Today as I left my house to go for a walk in the woods, I noticed the tiny buds on our magnolia tree and a few blossoms.
Spring is trying to happen, I thought, as I walked down the driveway, bundled in my fleece jacket and gloves.
As I walked along the trail, I saw a robin perched on a limb, its bright color a beautiful contrast to the brown, leafless trees.
Spring will come, I thought. After every long, cold winter, spring always comes.
It just always seems to take a little longer than we think it should.
Like life, so like life.
Change, improvement, second chances, sun on our path, light emerging out of darkness — it all comes.
It just takes more time than we want.
Like my unemployed friend whose full-time job is finding a job.
The wait is killing him.
“I keep being told to be patient. But, patience doesn’t pay the bills,” he says.
True. Waiting can be the hardest part.
On the eve of Easter, I think of those who watched the Savior die on a cross.
I can’t fathom the grief, sorrow, and pain they felt watching Him be crucified.
That unbearable Friday when He died; that Saturday in the tomb.
Those days had to be excruciating for those who loved and worshipped Him.
But, then, miraculously, on Sunday, he rose.
Like the long-awaited spring, He appeared, giving the world the priceless gift of hope.
As I walked along the trail, I thought of all the people I know who have made miraculous comebacks.
My brother, so addicted to drugs, we lost hope in him. Drugs enslaved him, and stole the man we knew and loved.
We couldn’t see a road back.
But, day by difficult and long day, he overcame addictions.
He rose after a long, steady fall. And continues to rise every day to fight his battle and reclaim his life.
My other brother, diagnosed with vascular disease, and then bitten by a brown recluse spider, lost his leg.
An avid boater, fisherman, hunter, brick mason, and handyman, he was suddenly housebound in a wheelchair, unable to walk.
He lost his way; thinking his so-called life as an amputee was no life at all.
He felt aimless and without purpose.
Until he discovered he was still a dad, a husband, a brother, a son, an uncle, a friend, and that even without a leg, he could love them all fiercely and deeply.
He could help the sister through cancer, the brother through addictions, the daughters trying to create their own independent lives, the nephew trying to raise four small children.
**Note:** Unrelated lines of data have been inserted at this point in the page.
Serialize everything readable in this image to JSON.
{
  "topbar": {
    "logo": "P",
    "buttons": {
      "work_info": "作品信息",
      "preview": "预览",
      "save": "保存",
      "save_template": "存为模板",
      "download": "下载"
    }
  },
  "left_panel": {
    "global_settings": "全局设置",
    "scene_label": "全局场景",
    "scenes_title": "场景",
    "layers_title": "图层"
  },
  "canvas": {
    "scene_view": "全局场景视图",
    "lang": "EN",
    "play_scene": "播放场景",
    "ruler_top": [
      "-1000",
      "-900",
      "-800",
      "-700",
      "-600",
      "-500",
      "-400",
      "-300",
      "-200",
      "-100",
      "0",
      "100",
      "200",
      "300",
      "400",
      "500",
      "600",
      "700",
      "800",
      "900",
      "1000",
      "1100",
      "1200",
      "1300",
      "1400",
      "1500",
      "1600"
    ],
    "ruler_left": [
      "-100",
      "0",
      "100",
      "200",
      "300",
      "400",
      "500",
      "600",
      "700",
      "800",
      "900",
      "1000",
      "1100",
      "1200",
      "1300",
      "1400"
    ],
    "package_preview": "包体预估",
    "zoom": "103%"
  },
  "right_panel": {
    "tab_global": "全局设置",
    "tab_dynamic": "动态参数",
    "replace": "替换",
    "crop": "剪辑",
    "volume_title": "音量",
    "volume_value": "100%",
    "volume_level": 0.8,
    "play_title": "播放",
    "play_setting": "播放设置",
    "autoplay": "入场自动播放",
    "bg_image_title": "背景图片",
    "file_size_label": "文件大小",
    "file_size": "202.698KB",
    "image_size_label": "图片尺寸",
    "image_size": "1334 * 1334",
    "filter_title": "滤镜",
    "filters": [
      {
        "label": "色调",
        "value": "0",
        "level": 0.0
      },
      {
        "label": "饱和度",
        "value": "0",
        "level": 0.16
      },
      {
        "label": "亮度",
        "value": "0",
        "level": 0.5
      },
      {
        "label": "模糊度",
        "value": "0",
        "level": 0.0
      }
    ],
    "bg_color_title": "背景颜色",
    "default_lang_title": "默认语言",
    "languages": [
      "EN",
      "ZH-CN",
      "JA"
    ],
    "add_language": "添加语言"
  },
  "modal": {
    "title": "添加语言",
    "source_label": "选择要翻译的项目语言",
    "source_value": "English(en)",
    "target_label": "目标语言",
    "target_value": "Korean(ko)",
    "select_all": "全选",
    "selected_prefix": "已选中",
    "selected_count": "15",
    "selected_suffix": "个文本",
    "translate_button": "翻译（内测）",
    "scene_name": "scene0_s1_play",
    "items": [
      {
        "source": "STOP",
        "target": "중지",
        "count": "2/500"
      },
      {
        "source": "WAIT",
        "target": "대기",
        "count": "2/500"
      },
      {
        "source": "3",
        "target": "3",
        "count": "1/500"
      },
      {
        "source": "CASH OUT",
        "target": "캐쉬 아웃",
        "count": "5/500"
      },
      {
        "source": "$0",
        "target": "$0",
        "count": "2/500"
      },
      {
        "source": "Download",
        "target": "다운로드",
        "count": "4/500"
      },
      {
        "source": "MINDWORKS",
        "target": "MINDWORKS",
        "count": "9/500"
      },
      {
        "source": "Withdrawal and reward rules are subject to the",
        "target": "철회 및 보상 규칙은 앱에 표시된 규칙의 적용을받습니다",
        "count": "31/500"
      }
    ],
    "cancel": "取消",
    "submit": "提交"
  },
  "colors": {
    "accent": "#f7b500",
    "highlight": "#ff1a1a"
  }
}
While his life is not the one he planned or ever envisioned — and neither is his amazing wife’s — they too rise every morning, greet the day with gratitude, and fully live the lives they’ve been given.
I nearly cried as I walked this morning, thinking of one beautiful example after another of the people I love who rise after a fall.
That is the real meaning of Easter, isn’t it?
Just when you think spring will never come, you see a Robin on the grass to remind you that winter is on its way out.
Just when you think the phone will never ring with a job offer, it does.
Just when you think you or someone else can never recover, you do.
Change happens, people make comebacks, life gets better.
Easter is a good reminder of that truth.